Che on My Mind is an impressionistic look at the life, death, and legacy of Che Guevara by the renowned feminist poet and activist Margaret Randall. Recalling an era and this figure, she writes, "I am old enough to remember the world in which [Che] lived. I was part of that world, and it remains a part of me." Randall participated in the Mexican student movement of 1968 and eventually was forced to leave the country. She arrived in Cuba in 1969, less than two years after Che's death, and lived there until 1980. She became friends with several of Che's family members, friends, and compatriots.
This volume offers a critical study of a representative selection of Latin American women writers who have made major contributions to all literary genres and represent a wide range of literary perspectives and styles.
During the past decade, racial/ethnic minority women have made significant strides in U.S. politics, comprising large portions of their respective minority delegations both in Congress and in state legislatures. This trend has been particularly evident in the growing political presence of Latinas, yet scholars have offered no clear explanations for this electoral phenomenon—until now. In The Latina Advantage, Christina E. Bejarano draws on national public opinion datasets and a close examination of state legislative candidates in Texas and California to demonstrate the new power of the political intersection between race and gender.

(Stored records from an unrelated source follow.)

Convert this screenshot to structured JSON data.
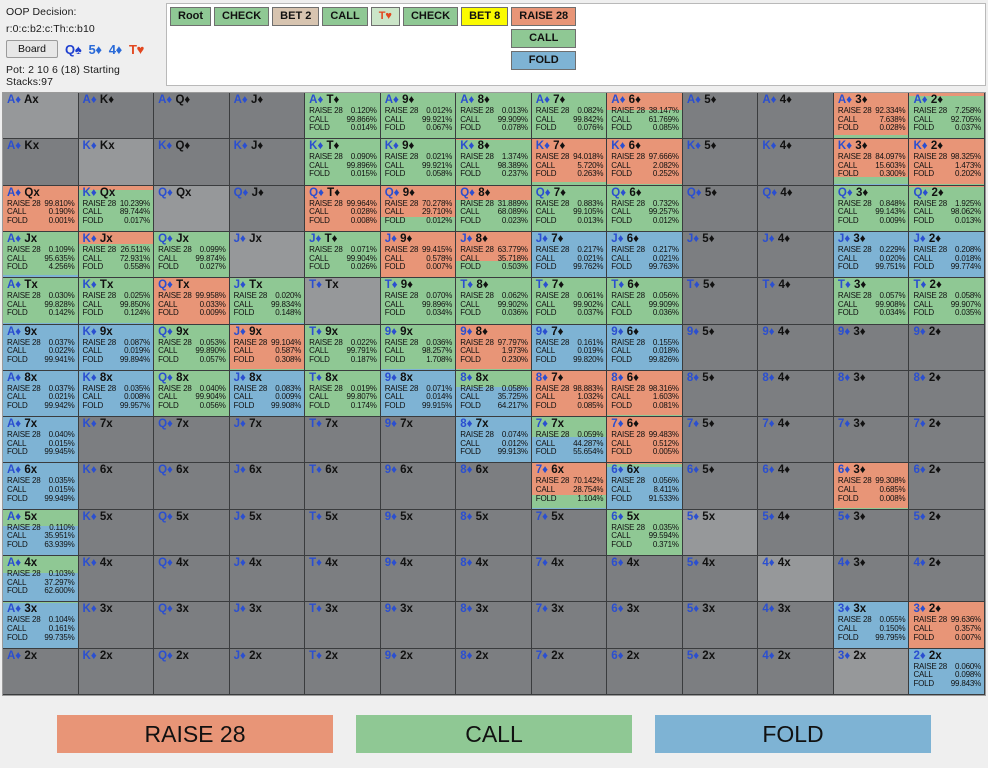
{
  "header": {
    "decision_label": "OOP Decision:",
    "node_path": "r:0:c:b2:c:Th:c:b10",
    "board_button": "Board",
    "board_cards": [
      {
        "text": "Q♠",
        "suit": "spade"
      },
      {
        "text": "5♦",
        "suit": "diamond"
      },
      {
        "text": "4♦",
        "suit": "diamond"
      },
      {
        "text": "T♥",
        "suit": "heart"
      }
    ],
    "pot_line": "Pot: 2 10 6 (18) Starting Stacks:97"
  },
  "tree": {
    "nodes": [
      {
        "label": "Root",
        "style": "n-green"
      },
      {
        "label": "CHECK",
        "style": "n-green"
      },
      {
        "label": "BET 2",
        "style": "n-tan"
      },
      {
        "label": "CALL",
        "style": "n-green"
      },
      {
        "label": "T♥",
        "style": "n-card"
      },
      {
        "label": "CHECK",
        "style": "n-green"
      },
      {
        "label": "BET 8",
        "style": "n-yellow"
      }
    ],
    "branch": [
      {
        "label": "RAISE 28",
        "style": "n-raise"
      },
      {
        "label": "CALL",
        "style": "n-call"
      },
      {
        "label": "FOLD",
        "style": "n-fold"
      }
    ]
  },
  "legend": {
    "raise": "RAISE 28",
    "call": "CALL",
    "fold": "FOLD"
  },
  "grid": {
    "action_keys": [
      "RAISE 28",
      "CALL",
      "FOLD"
    ],
    "rows": [
      [
        {
          "t": "A♦ Ax",
          "diag": true
        },
        {
          "t": "A♦ K♦"
        },
        {
          "t": "A♦ Q♦"
        },
        {
          "t": "A♦ J♦"
        },
        {
          "t": "A♦ T♦",
          "v": [
            0.12,
            99.866,
            0.014
          ]
        },
        {
          "t": "A♦ 9♦",
          "v": [
            0.012,
            99.921,
            0.067
          ]
        },
        {
          "t": "A♦ 8♦",
          "v": [
            0.013,
            99.909,
            0.078
          ]
        },
        {
          "t": "A♦ 7♦",
          "v": [
            0.082,
            99.842,
            0.076
          ]
        },
        {
          "t": "A♦ 6♦",
          "v": [
            38.147,
            61.769,
            0.085
          ]
        },
        {
          "t": "A♦ 5♦"
        },
        {
          "t": "A♦ 4♦"
        },
        {
          "t": "A♦ 3♦",
          "v": [
            92.334,
            7.638,
            0.028
          ]
        },
        {
          "t": "A♦ 2♦",
          "v": [
            7.258,
            92.705,
            0.037
          ]
        }
      ],
      [
        {
          "t": "A♦ Kx"
        },
        {
          "t": "K♦ Kx",
          "diag": true
        },
        {
          "t": "K♦ Q♦"
        },
        {
          "t": "K♦ J♦"
        },
        {
          "t": "K♦ T♦",
          "v": [
            0.09,
            99.896,
            0.015
          ]
        },
        {
          "t": "K♦ 9♦",
          "v": [
            0.021,
            99.921,
            0.058
          ]
        },
        {
          "t": "K♦ 8♦",
          "v": [
            1.374,
            98.389,
            0.237
          ]
        },
        {
          "t": "K♦ 7♦",
          "v": [
            94.018,
            5.72,
            0.263
          ]
        },
        {
          "t": "K♦ 6♦",
          "v": [
            97.666,
            2.082,
            0.252
          ]
        },
        {
          "t": "K♦ 5♦"
        },
        {
          "t": "K♦ 4♦"
        },
        {
          "t": "K♦ 3♦",
          "v": [
            84.097,
            15.603,
            0.3
          ]
        },
        {
          "t": "K♦ 2♦",
          "v": [
            98.325,
            1.473,
            0.202
          ]
        }
      ],
      [
        {
          "t": "A♦ Qx",
          "v": [
            99.81,
            0.19,
            0.001
          ]
        },
        {
          "t": "K♦ Qx",
          "v": [
            10.239,
            89.744,
            0.017
          ]
        },
        {
          "t": "Q♦ Qx",
          "diag": true
        },
        {
          "t": "Q♦ J♦"
        },
        {
          "t": "Q♦ T♦",
          "v": [
            99.964,
            0.028,
            0.008
          ]
        },
        {
          "t": "Q♦ 9♦",
          "v": [
            70.278,
            29.71,
            0.012
          ]
        },
        {
          "t": "Q♦ 8♦",
          "v": [
            31.889,
            68.089,
            0.023
          ]
        },
        {
          "t": "Q♦ 7♦",
          "v": [
            0.883,
            99.105,
            0.013
          ]
        },
        {
          "t": "Q♦ 6♦",
          "v": [
            0.732,
            99.257,
            0.012
          ]
        },
        {
          "t": "Q♦ 5♦"
        },
        {
          "t": "Q♦ 4♦"
        },
        {
          "t": "Q♦ 3♦",
          "v": [
            0.848,
            99.143,
            0.009
          ]
        },
        {
          "t": "Q♦ 2♦",
          "v": [
            1.925,
            98.062,
            0.013
          ]
        }
      ],
      [
        {
          "t": "A♦ Jx",
          "v": [
            0.109,
            95.635,
            4.256
          ]
        },
        {
          "t": "K♦ Jx",
          "v": [
            26.511,
            72.931,
            0.558
          ]
        },
        {
          "t": "Q♦ Jx",
          "v": [
            0.099,
            99.874,
            0.027
          ]
        },
        {
          "t": "J♦ Jx",
          "diag": true
        },
        {
          "t": "J♦ T♦",
          "v": [
            0.071,
            99.904,
            0.026
          ]
        },
        {
          "t": "J♦ 9♦",
          "v": [
            99.415,
            0.578,
            0.007
          ]
        },
        {
          "t": "J♦ 8♦",
          "v": [
            63.779,
            35.718,
            0.503
          ]
        },
        {
          "t": "J♦ 7♦",
          "v": [
            0.217,
            0.021,
            99.762
          ]
        },
        {
          "t": "J♦ 6♦",
          "v": [
            0.217,
            0.021,
            99.763
          ]
        },
        {
          "t": "J♦ 5♦"
        },
        {
          "t": "J♦ 4♦"
        },
        {
          "t": "J♦ 3♦",
          "v": [
            0.229,
            0.02,
            99.751
          ]
        },
        {
          "t": "J♦ 2♦",
          "v": [
            0.208,
            0.018,
            99.774
          ]
        }
      ],
      [
        {
          "t": "A♦ Tx",
          "v": [
            0.03,
            99.828,
            0.142
          ]
        },
        {
          "t": "K♦ Tx",
          "v": [
            0.025,
            99.85,
            0.124
          ]
        },
        {
          "t": "Q♦ Tx",
          "v": [
            99.958,
            0.033,
            0.009
          ]
        },
        {
          "t": "J♦ Tx",
          "v": [
            0.02,
            99.834,
            0.148
          ]
        },
        {
          "t": "T♦ Tx",
          "diag": true
        },
        {
          "t": "T♦ 9♦",
          "v": [
            0.07,
            99.896,
            0.034
          ]
        },
        {
          "t": "T♦ 8♦",
          "v": [
            0.062,
            99.902,
            0.036
          ]
        },
        {
          "t": "T♦ 7♦",
          "v": [
            0.061,
            99.902,
            0.037
          ]
        },
        {
          "t": "T♦ 6♦",
          "v": [
            0.056,
            99.909,
            0.036
          ]
        },
        {
          "t": "T♦ 5♦"
        },
        {
          "t": "T♦ 4♦"
        },
        {
          "t": "T♦ 3♦",
          "v": [
            0.057,
            99.908,
            0.034
          ]
        },
        {
          "t": "T♦ 2♦",
          "v": [
            0.058,
            99.907,
            0.035
          ]
        }
      ],
      [
        {
          "t": "A♦ 9x",
          "v": [
            0.037,
            0.022,
            99.941
          ]
        },
        {
          "t": "K♦ 9x",
          "v": [
            0.087,
            0.019,
            99.894
          ]
        },
        {
          "t": "Q♦ 9x",
          "v": [
            0.053,
            99.89,
            0.057
          ]
        },
        {
          "t": "J♦ 9x",
          "v": [
            99.104,
            0.587,
            0.308
          ]
        },
        {
          "t": "T♦ 9x",
          "v": [
            0.022,
            99.791,
            0.187
          ]
        },
        {
          "t": "9♦ 9x",
          "diag": true,
          "v": [
            0.036,
            98.257,
            1.708
          ]
        },
        {
          "t": "9♦ 8♦",
          "v": [
            97.797,
            1.973,
            0.23
          ]
        },
        {
          "t": "9♦ 7♦",
          "v": [
            0.161,
            0.019,
            99.82
          ]
        },
        {
          "t": "9♦ 6♦",
          "v": [
            0.155,
            0.018,
            99.826
          ]
        },
        {
          "t": "9♦ 5♦"
        },
        {
          "t": "9♦ 4♦"
        },
        {
          "t": "9♦ 3♦"
        },
        {
          "t": "9♦ 2♦"
        }
      ],
      [
        {
          "t": "A♦ 8x",
          "v": [
            0.037,
            0.021,
            99.942
          ]
        },
        {
          "t": "K♦ 8x",
          "v": [
            0.035,
            0.008,
            99.957
          ]
        },
        {
          "t": "Q♦ 8x",
          "v": [
            0.04,
            99.904,
            0.056
          ]
        },
        {
          "t": "J♦ 8x",
          "v": [
            0.083,
            0.009,
            99.908
          ]
        },
        {
          "t": "T♦ 8x",
          "v": [
            0.019,
            99.807,
            0.174
          ]
        },
        {
          "t": "9♦ 8x",
          "v": [
            0.071,
            0.014,
            99.915
          ]
        },
        {
          "t": "8♦ 8x",
          "diag": true,
          "v": [
            0.058,
            35.725,
            64.217
          ]
        },
        {
          "t": "8♦ 7♦",
          "v": [
            98.883,
            1.032,
            0.085
          ]
        },
        {
          "t": "8♦ 6♦",
          "v": [
            98.316,
            1.603,
            0.081
          ]
        },
        {
          "t": "8♦ 5♦"
        },
        {
          "t": "8♦ 4♦"
        },
        {
          "t": "8♦ 3♦"
        },
        {
          "t": "8♦ 2♦"
        }
      ],
      [
        {
          "t": "A♦ 7x",
          "v": [
            0.04,
            0.015,
            99.945
          ]
        },
        {
          "t": "K♦ 7x"
        },
        {
          "t": "Q♦ 7x"
        },
        {
          "t": "J♦ 7x"
        },
        {
          "t": "T♦ 7x"
        },
        {
          "t": "9♦ 7x"
        },
        {
          "t": "8♦ 7x",
          "v": [
            0.074,
            0.012,
            99.913
          ]
        },
        {
          "t": "7♦ 7x",
          "diag": true,
          "v": [
            0.059,
            44.287,
            55.654
          ]
        },
        {
          "t": "7♦ 6♦",
          "v": [
            99.483,
            0.512,
            0.005
          ]
        },
        {
          "t": "7♦ 5♦"
        },
        {
          "t": "7♦ 4♦"
        },
        {
          "t": "7♦ 3♦"
        },
        {
          "t": "7♦ 2♦"
        }
      ],
      [
        {
          "t": "A♦ 6x",
          "v": [
            0.035,
            0.015,
            99.949
          ]
        },
        {
          "t": "K♦ 6x"
        },
        {
          "t": "Q♦ 6x"
        },
        {
          "t": "J♦ 6x"
        },
        {
          "t": "T♦ 6x"
        },
        {
          "t": "9♦ 6x"
        },
        {
          "t": "8♦ 6x"
        },
        {
          "t": "7♦ 6x",
          "v": [
            70.142,
            28.754,
            1.104
          ]
        },
        {
          "t": "6♦ 6x",
          "diag": true,
          "v": [
            0.056,
            8.411,
            91.533
          ]
        },
        {
          "t": "6♦ 5♦"
        },
        {
          "t": "6♦ 4♦"
        },
        {
          "t": "6♦ 3♦",
          "v": [
            99.308,
            0.685,
            0.008
          ]
        },
        {
          "t": "6♦ 2♦"
        }
      ],
      [
        {
          "t": "A♦ 5x",
          "v": [
            0.11,
            35.951,
            63.939
          ]
        },
        {
          "t": "K♦ 5x"
        },
        {
          "t": "Q♦ 5x"
        },
        {
          "t": "J♦ 5x"
        },
        {
          "t": "T♦ 5x"
        },
        {
          "t": "9♦ 5x"
        },
        {
          "t": "8♦ 5x"
        },
        {
          "t": "7♦ 5x"
        },
        {
          "t": "6♦ 5x",
          "v": [
            0.035,
            99.594,
            0.371
          ]
        },
        {
          "t": "5♦ 5x",
          "diag": true
        },
        {
          "t": "5♦ 4♦"
        },
        {
          "t": "5♦ 3♦"
        },
        {
          "t": "5♦ 2♦"
        }
      ],
      [
        {
          "t": "A♦ 4x",
          "v": [
            0.103,
            37.297,
            62.6
          ]
        },
        {
          "t": "K♦ 4x"
        },
        {
          "t": "Q♦ 4x"
        },
        {
          "t": "J♦ 4x"
        },
        {
          "t": "T♦ 4x"
        },
        {
          "t": "9♦ 4x"
        },
        {
          "t": "8♦ 4x"
        },
        {
          "t": "7♦ 4x"
        },
        {
          "t": "6♦ 4x"
        },
        {
          "t": "5♦ 4x"
        },
        {
          "t": "4♦ 4x",
          "diag": true
        },
        {
          "t": "4♦ 3♦"
        },
        {
          "t": "4♦ 2♦"
        }
      ],
      [
        {
          "t": "A♦ 3x",
          "v": [
            0.104,
            0.161,
            99.735
          ]
        },
        {
          "t": "K♦ 3x"
        },
        {
          "t": "Q♦ 3x"
        },
        {
          "t": "J♦ 3x"
        },
        {
          "t": "T♦ 3x"
        },
        {
          "t": "9♦ 3x"
        },
        {
          "t": "8♦ 3x"
        },
        {
          "t": "7♦ 3x"
        },
        {
          "t": "6♦ 3x"
        },
        {
          "t": "5♦ 3x"
        },
        {
          "t": "4♦ 3x"
        },
        {
          "t": "3♦ 3x",
          "diag": true,
          "v": [
            0.055,
            0.15,
            99.795
          ]
        },
        {
          "t": "3♦ 2♦",
          "v": [
            99.636,
            0.357,
            0.007
          ]
        }
      ],
      [
        {
          "t": "A♦ 2x"
        },
        {
          "t": "K♦ 2x"
        },
        {
          "t": "Q♦ 2x"
        },
        {
          "t": "J♦ 2x"
        },
        {
          "t": "T♦ 2x"
        },
        {
          "t": "9♦ 2x"
        },
        {
          "t": "8♦ 2x"
        },
        {
          "t": "7♦ 2x"
        },
        {
          "t": "6♦ 2x"
        },
        {
          "t": "5♦ 2x"
        },
        {
          "t": "4♦ 2x"
        },
        {
          "t": "3♦ 2x",
          "diag": true
        },
        {
          "t": "2♦ 2x",
          "diag": true,
          "v": [
            0.06,
            0.098,
            99.843
          ]
        }
      ]
    ]
  }
}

Underscoring the fact that racial/ethnic minority women form a greater share of minority representatives than do white women among white elected officials, Bejarano provides empirical evidence to substantiate previous theoretical predictions of the strategic advantage in the intersectionality of gender and ethnicity in Latinas. Her evidence indicates that two factors provide the basis for the advantage: increasingly qualified candidates and the softening of perceived racial threat, leading minority female candidates to encounter fewer disadvantages than their male counterparts. Overturning the findings of classic literature that reinforce stereotypes and describe minority female political candidates as being at a compounded electoral disadvantage, Bejarano brings a crucial new perspective to dialogues about the rapidly shifting face of America’s electorate.
Words without Borders: New Writing from Guatemala
Words without Borders presents new writing in translation from around the world. October 2014's issue is devoted to fiction and non-fiction from Guatemala.